Reading proficiently by the end of third grade, for example, is a critical predictor of how well a child will perform in the later grades. In the latest Data Book, Arkansas is ranked 41st in the percent of fourth graders who can read proficiently at grade level. And 69 percent of Arkansas’s fourth graders are not reading at grade level, compared to 66 percent nationally.

Another key education indicator is basic math skills and numerical literacy. Eighth-grade math skills — particularly Algebra — are a good predictor of how prepared students are for the rigors of high school and post-secondary learning. On the latest NAEP highlighted in the Data Book, 73 percent of Arkansas’s eighth graders scored below proficient in math, compared to 67 percent nationally.
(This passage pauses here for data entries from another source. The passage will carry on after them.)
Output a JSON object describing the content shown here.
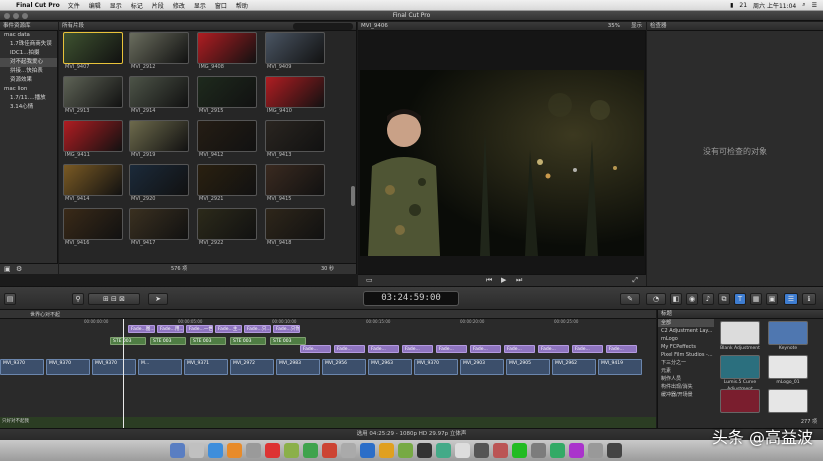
{
  "menubar": {
    "app_name": "Final Cut Pro",
    "items": [
      "文件",
      "编辑",
      "显示",
      "标记",
      "片段",
      "修改",
      "显示",
      "窗口",
      "帮助"
    ],
    "clock": "周六 上午11:04",
    "battery": "21"
  },
  "window": {
    "title": "Final Cut Pro"
  },
  "library": {
    "header": "事件资源库",
    "rows": [
      {
        "label": "mac data",
        "indent": false,
        "selected": false
      },
      {
        "label": "1.7珠佳商商失误",
        "indent": true,
        "selected": false
      },
      {
        "label": "IDC1...拍摄",
        "indent": true,
        "selected": false
      },
      {
        "label": "对不起我爱心",
        "indent": true,
        "selected": true
      },
      {
        "label": "拼接...快拍表",
        "indent": true,
        "selected": false
      },
      {
        "label": "资源效果",
        "indent": true,
        "selected": false
      },
      {
        "label": "mac lion",
        "indent": false,
        "selected": false
      },
      {
        "label": "1.7/11....播放",
        "indent": true,
        "selected": false
      },
      {
        "label": "3.14心情",
        "indent": true,
        "selected": false
      }
    ]
  },
  "browser": {
    "header": "所有片段",
    "count_label": "576 项",
    "duration_label": "30 秒",
    "clips": [
      {
        "name": "MVI_9407",
        "color": "#3e5230"
      },
      {
        "name": "MVI_2912",
        "color": "#6a6d5e"
      },
      {
        "name": "IMG_9408",
        "color": "#b01d22"
      },
      {
        "name": "MVI_9409",
        "color": "#4a5563"
      },
      {
        "name": "MVI_2913",
        "color": "#5e6356"
      },
      {
        "name": "MVI_2914",
        "color": "#4d5448"
      },
      {
        "name": "MVI_2915",
        "color": "#1e2a1d"
      },
      {
        "name": "IMG_9410",
        "color": "#b01d22"
      },
      {
        "name": "IMG_9411",
        "color": "#b01d22"
      },
      {
        "name": "MVI_2919",
        "color": "#6d6a4c"
      },
      {
        "name": "MVI_9412",
        "color": "#251d14"
      },
      {
        "name": "MVI_9413",
        "color": "#2a2520"
      },
      {
        "name": "MVI_9414",
        "color": "#7a5a24"
      },
      {
        "name": "MVI_2920",
        "color": "#1b2a3a"
      },
      {
        "name": "MVI_2921",
        "color": "#2a2010"
      },
      {
        "name": "MVI_9415",
        "color": "#3a2a20"
      },
      {
        "name": "MVI_9416",
        "color": "#3a2a18"
      },
      {
        "name": "MVI_9417",
        "color": "#3a3020"
      },
      {
        "name": "MVI_2922",
        "color": "#2c2a1a"
      },
      {
        "name": "MVI_9418",
        "color": "#2e261a"
      }
    ]
  },
  "viewer": {
    "clip_name": "MVI_9406",
    "zoom": "35%",
    "view_menu": "显示"
  },
  "inspector": {
    "header": "检查器",
    "empty_message": "没有可检查的对象"
  },
  "toolbar": {
    "timecode": "03:24:59:00"
  },
  "timeline": {
    "project_name": "世界心对不起",
    "ruler": [
      "00:00:00:00",
      "00:00:05:00",
      "00:00:10:00",
      "00:00:15:00",
      "00:00:20:00",
      "00:00:25:00"
    ],
    "purple_clips": [
      "Fade...图...",
      "Fade...用...",
      "Fade...一世走...",
      "Fade...主...",
      "Fade...只...",
      "Fade...只你..."
    ],
    "lower_purple_clips": [
      "Fade...",
      "Fade...",
      "Fade...",
      "Fade...",
      "Fade...",
      "Fade...",
      "Fade...",
      "Fade...",
      "Fade...",
      "Fade..."
    ],
    "green_clips": [
      "STE 003",
      "STE 003",
      "STE 003",
      "STE 003",
      "STE 003"
    ],
    "video_clips": [
      "MVI_9370",
      "MVI_9370",
      "MVI_9370",
      "M...",
      "MVI_9371",
      "MVI_2972",
      "MVI_2983",
      "MVI_2956",
      "MVI_2963",
      "MVI_9370",
      "MVI_2903",
      "MVI_2905",
      "MVI_2962",
      "MVI_9419"
    ],
    "audio_label": "只好对不起我"
  },
  "effects": {
    "header": "标题",
    "categories": [
      {
        "label": "全部",
        "selected": true
      },
      {
        "label": "C2 Adjustment Lay...",
        "selected": false
      },
      {
        "label": "mLogo",
        "selected": false
      },
      {
        "label": "My FCPeffects",
        "selected": false
      },
      {
        "label": "Pixel Film Studios -...",
        "selected": false
      },
      {
        "label": "下三分之一",
        "selected": false
      },
      {
        "label": "元素",
        "selected": false
      },
      {
        "label": "制作人员",
        "selected": false
      },
      {
        "label": "构件出现/消失",
        "selected": false
      },
      {
        "label": "缓冲器/开场景",
        "selected": false
      }
    ],
    "items": [
      {
        "name": "Blank Adjustment",
        "color": "#dcdcdc"
      },
      {
        "name": "Keynote",
        "color": "#4f77b0"
      },
      {
        "name": "Lumis.5 Curve Adjustment",
        "color": "#2b6f7e"
      },
      {
        "name": "mLogo_01",
        "color": "#e6e6e6"
      },
      {
        "name": "",
        "color": "#7a1e2e"
      },
      {
        "name": "",
        "color": "#e6e6e6"
      }
    ],
    "count_label": "277 项"
  },
  "status": {
    "text": "选用 04:25:29 - 1080p HD 29.97p 立体声"
  },
  "watermark": "头条 @高益波"
}
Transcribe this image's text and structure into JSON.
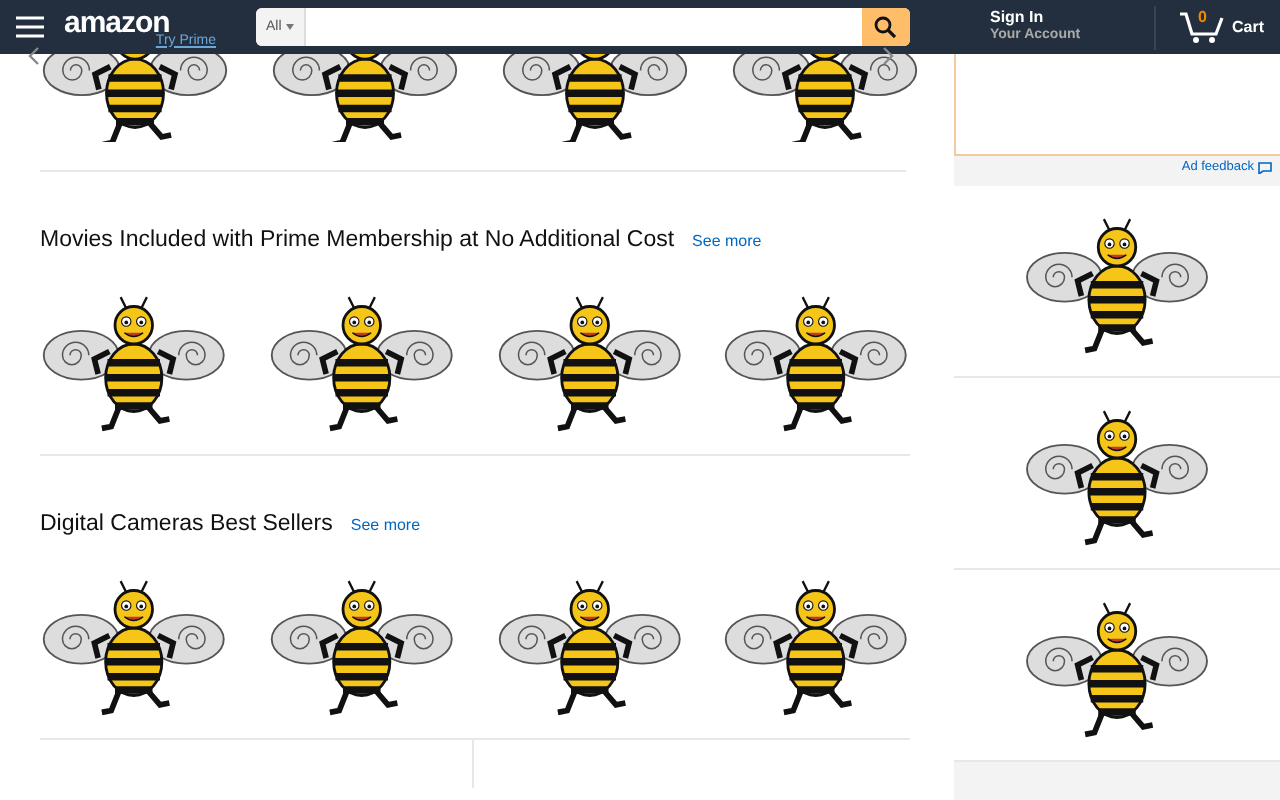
{
  "header": {
    "logo": "amazon",
    "prime_link": "Try Prime",
    "search": {
      "category": "All"
    },
    "account": {
      "title": "Sign In",
      "subtitle": "Your Account"
    },
    "cart": {
      "count": "0",
      "label": "Cart"
    }
  },
  "sections": [
    {
      "kind": "carousel"
    },
    {
      "kind": "titled",
      "title": "Movies Included with Prime Membership at No Additional Cost",
      "link": "See more"
    },
    {
      "kind": "titled",
      "title": "Digital Cameras Best Sellers",
      "link": "See more"
    }
  ],
  "sidebar": {
    "ad_feedback": "Ad feedback"
  }
}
Arkansas is ranked 43rd in the nation on this measure.

While these statistics are troubling on their own, there are major gaps in these outcomes for students of color, low-income children, and other groups such as those with special education needs. To close gaps in outcomes, we must target solutions to close equity gaps in resources and opportunities. The ability of these students to succeed in the later grades after building a solid early childhood foundation depends on a number of factors, such as adequately funding schools and having high-quality teachers, curriculum and methods of instruction, etc.

One issue that is often overlooked in discussions of success in the later grades is school discipline reform. Too many schools still rely on punitive disciplinary practices, such as expulsions and out-of-school suspensions, which disproportionately hurt students of color. We must do better at keeping kids in class and in school and keeping them out of the juvenile justice system and the school-to-prison pipeline. This means relying less on expulsions and out-of-school suspensions and more on approaches such as Positive Behavioral Interventions and Supports and restorative justice, which are more effective in addressing school discipline issues.

In 2017 and 2019 Arkansas enacted limited bans on the use of expulsions, out-of-school suspensions, and corporal punishment in public schools. As a continued step in addressing these issues, AACF advocated for legislation in the 2021 legislative session that would have expanded the 2017 law that bans expulsions and out-of-school suspensions for kids in grades K-5. We tried but failed to convince the Arkansas legislature to expand that ban to at least include kids in foster care and special education students in grades 6-12. Another bill to expand a very limited ban on corporal punishment — which currently only applies for students the most severe developmental disabilities — was also defeated.

Finally, education in Arkansas must deal with the effects of the pandemic. Most experts believe that certain groups of students, including children of color, English language learners, and children with special education needs probably lost ground during the pandemic. Reasons why include differences in online access, access to digital devices, digital literacy of their parents, and the economic impacts of the pandemic on their families. The Arkansas Department of Education has contracted with the University of Arkansas to assess these gaps and determine how students fared during the pandemic. Arkansas policymakers must be prepared to act on that study when it is completed over the next year.